Dataset rows describing interfaces:

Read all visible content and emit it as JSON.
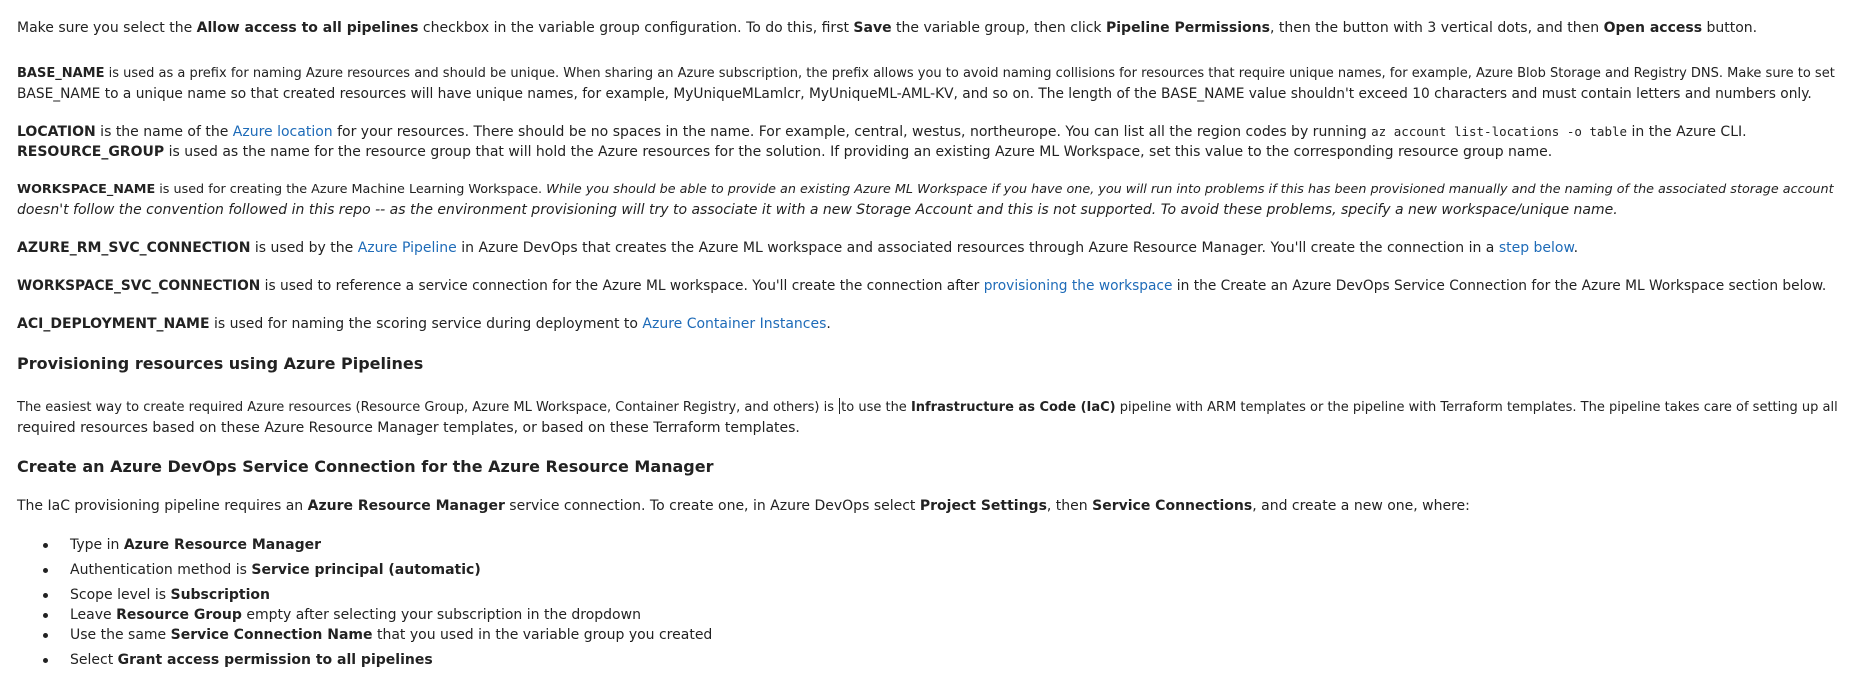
{
  "intro": {
    "t1": "Make sure you select the ",
    "b1": "Allow access to all pipelines",
    "t2": " checkbox in the variable group configuration. To do this, first ",
    "b2": "Save",
    "t3": " the variable group, then click ",
    "b3": "Pipeline Permissions",
    "t4": ", then the button with 3 vertical dots, and then ",
    "b4": "Open access",
    "t5": " button."
  },
  "base_name": {
    "term": "BASE_NAME",
    "l1": " is used as a prefix for naming Azure resources and should be unique. When sharing an Azure subscription, the prefix allows you to avoid naming collisions for resources that require unique names, for example, Azure Blob Storage and Registry DNS. Make sure to set",
    "l2": "BASE_NAME to a unique name so that created resources will have unique names, for example, MyUniqueMLamlcr, MyUniqueML-AML-KV, and so on. The length of the BASE_NAME value shouldn't exceed 10 characters and must contain letters and numbers only."
  },
  "location": {
    "term": "LOCATION",
    "t1": " is the name of the ",
    "link": "Azure location",
    "t2": " for your resources. There should be no spaces in the name. For example, central, westus, northeurope. You can list all the region codes by running ",
    "code": "az account list-locations -o table",
    "t3": " in the Azure CLI."
  },
  "resource_group": {
    "term": "RESOURCE_GROUP",
    "t1": " is used as the name for the resource group that will hold the Azure resources for the solution. If providing an existing Azure ML Workspace, set this value to the corresponding resource group name."
  },
  "workspace_name": {
    "term": "WORKSPACE_NAME",
    "t1": " is used for creating the Azure Machine Learning Workspace. ",
    "i1": "While you should be able to provide an existing Azure ML Workspace if you have one, you will run into problems if this has been provisioned manually and the naming of the associated storage account",
    "i2": "doesn't follow the convention followed in this repo -- as the environment provisioning will try to associate it with a new Storage Account and this is not supported. To avoid these problems, specify a new workspace/unique name."
  },
  "rm_conn": {
    "term": "AZURE_RM_SVC_CONNECTION",
    "t1": " is used by the ",
    "link1": "Azure Pipeline",
    "t2": " in Azure DevOps that creates the Azure ML workspace and associated resources through Azure Resource Manager. You'll create the connection in a ",
    "link2": "step below",
    "t3": "."
  },
  "ws_conn": {
    "term": "WORKSPACE_SVC_CONNECTION",
    "t1": " is used to reference a service connection for the Azure ML workspace. You'll create the connection after ",
    "link": "provisioning the workspace",
    "t2": " in the Create an Azure DevOps Service Connection for the Azure ML Workspace section below."
  },
  "aci": {
    "term": "ACI_DEPLOYMENT_NAME",
    "t1": " is used for naming the scoring service during deployment to ",
    "link": "Azure Container Instances",
    "t2": "."
  },
  "section1": {
    "heading": "Provisioning resources using Azure Pipelines",
    "t1": "The easiest way to create required Azure resources (Resource Group, Azure ML Workspace, Container Registry, and others) is ",
    "t2": "to use the ",
    "b1": "Infrastructure as Code (IaC)",
    "t3": " pipeline with ARM templates or the pipeline with Terraform templates. The pipeline takes care of setting up all",
    "l2": "required resources based on these Azure Resource Manager templates, or based on these Terraform templates."
  },
  "section2": {
    "heading": "Create an Azure DevOps Service Connection for the Azure Resource Manager",
    "t1": "The IaC provisioning pipeline requires an ",
    "b1": "Azure Resource Manager",
    "t2": " service connection. To create one, in Azure DevOps select ",
    "b2": "Project Settings",
    "t3": ", then ",
    "b3": "Service Connections",
    "t4": ", and create a new one, where:"
  },
  "bullets": [
    {
      "pre": "Type in ",
      "bold": "Azure Resource Manager",
      "post": ""
    },
    {
      "pre": "Authentication method is ",
      "bold": "Service principal (automatic)",
      "post": ""
    },
    {
      "pre": "Scope level is ",
      "bold": "Subscription",
      "post": ""
    },
    {
      "pre": "Leave ",
      "bold": "Resource Group",
      "post": " empty after selecting your subscription in the dropdown"
    },
    {
      "pre": "Use the same ",
      "bold": "Service Connection Name",
      "post": " that you used in the variable group you created"
    },
    {
      "pre": "Select ",
      "bold": "Grant access permission to all pipelines",
      "post": ""
    }
  ]
}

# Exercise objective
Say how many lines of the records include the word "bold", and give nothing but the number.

# Response to the task
6